Lower Pay, Lower Confidence
Sentiment among US consumers dipped in the month of January, according to the index published by the Conference Board. The survey dipped to 58.6 from a revised December reading of 66.7 – the weakest in more than a year. Subsequently, the release disappointed market estimates, falling below the average expectation of 64.
Attributed to the drop off seems to be the reality of lower take home pay as a 2% increase in the payroll tax has left US consumers with less disposable income in their pockets. The expectations component additionally plunged, bolstered by a relatively negative outlook over the country’s employment prospects.
Unfortunately, the sentiment report is beginning to support the notion that consumer spending will likely dip following a relatively stronger fourth quarter result.
Housing Prices Stabilize, For Now
The lower sentiment figures were offset by data that showed stabilization in the US housing sector. According to the S&P/Case-Schiller index of property values, home prices rose by 5.5% in the annualized comparison. The largest gain in over 5 years, the spike up in home prices was likely spurred on by continually depressed mortgage rates – which continue to remain at record lows.
The notion should ideally keep tepid demand for US housing supported in the near term, bolstering already heightened suspicions that the US housing sector will continue to add to US expansive potential in the short term.
What To Consider Next
Given the comparative directions in today’s reports, it’s likely that speculation will continue to side with further monetary stimulus by the Federal Reserve. The notion should prompt further US dollar selling in the short term, particularly against the Euro.
With the 1.3500 psychological figure in sight, bulls are likely to give it their all to penetrate the figure.
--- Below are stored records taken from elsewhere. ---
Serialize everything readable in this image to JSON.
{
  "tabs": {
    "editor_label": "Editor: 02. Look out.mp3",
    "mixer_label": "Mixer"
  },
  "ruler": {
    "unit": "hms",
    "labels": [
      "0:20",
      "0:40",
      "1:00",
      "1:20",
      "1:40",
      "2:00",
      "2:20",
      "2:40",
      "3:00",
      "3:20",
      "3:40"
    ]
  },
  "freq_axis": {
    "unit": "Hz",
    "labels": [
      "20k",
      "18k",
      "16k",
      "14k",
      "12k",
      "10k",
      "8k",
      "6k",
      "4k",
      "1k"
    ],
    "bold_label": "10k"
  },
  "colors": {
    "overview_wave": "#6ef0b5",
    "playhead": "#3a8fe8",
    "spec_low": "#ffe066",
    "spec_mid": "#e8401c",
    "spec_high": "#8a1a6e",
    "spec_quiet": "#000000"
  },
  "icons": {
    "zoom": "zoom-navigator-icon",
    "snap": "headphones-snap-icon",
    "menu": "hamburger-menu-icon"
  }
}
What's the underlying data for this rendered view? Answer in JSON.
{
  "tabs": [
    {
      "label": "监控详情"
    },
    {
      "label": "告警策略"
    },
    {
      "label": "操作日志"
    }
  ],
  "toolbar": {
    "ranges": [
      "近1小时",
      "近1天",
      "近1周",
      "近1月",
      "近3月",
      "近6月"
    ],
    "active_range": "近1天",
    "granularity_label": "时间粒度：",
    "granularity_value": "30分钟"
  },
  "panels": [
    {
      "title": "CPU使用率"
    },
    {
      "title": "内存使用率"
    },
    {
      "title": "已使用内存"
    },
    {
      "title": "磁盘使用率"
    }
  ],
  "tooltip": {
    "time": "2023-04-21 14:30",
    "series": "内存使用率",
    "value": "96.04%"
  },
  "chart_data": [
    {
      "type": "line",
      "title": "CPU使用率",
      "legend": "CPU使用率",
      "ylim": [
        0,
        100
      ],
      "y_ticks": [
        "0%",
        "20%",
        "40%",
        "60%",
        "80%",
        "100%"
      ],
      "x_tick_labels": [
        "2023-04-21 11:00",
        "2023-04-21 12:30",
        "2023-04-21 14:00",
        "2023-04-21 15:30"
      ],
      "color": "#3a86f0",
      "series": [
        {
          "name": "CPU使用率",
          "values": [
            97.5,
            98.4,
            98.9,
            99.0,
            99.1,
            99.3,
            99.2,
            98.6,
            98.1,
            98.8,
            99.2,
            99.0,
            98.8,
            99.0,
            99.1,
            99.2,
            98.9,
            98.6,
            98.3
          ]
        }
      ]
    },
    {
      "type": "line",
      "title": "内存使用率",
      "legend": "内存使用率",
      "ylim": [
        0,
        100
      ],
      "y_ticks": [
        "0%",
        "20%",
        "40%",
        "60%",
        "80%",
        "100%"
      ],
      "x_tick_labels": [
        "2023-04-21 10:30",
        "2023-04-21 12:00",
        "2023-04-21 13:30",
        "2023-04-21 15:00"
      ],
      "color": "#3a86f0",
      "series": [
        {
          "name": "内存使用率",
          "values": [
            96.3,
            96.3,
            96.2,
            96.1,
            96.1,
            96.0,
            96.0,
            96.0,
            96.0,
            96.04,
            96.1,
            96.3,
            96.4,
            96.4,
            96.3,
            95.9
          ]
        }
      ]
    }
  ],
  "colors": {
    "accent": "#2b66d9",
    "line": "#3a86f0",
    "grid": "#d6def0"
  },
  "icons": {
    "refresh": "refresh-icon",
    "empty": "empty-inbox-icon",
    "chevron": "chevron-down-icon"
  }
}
Upside violation of the barrier would likely open scope for a surge higher towards subsequent resistance at 1.3809.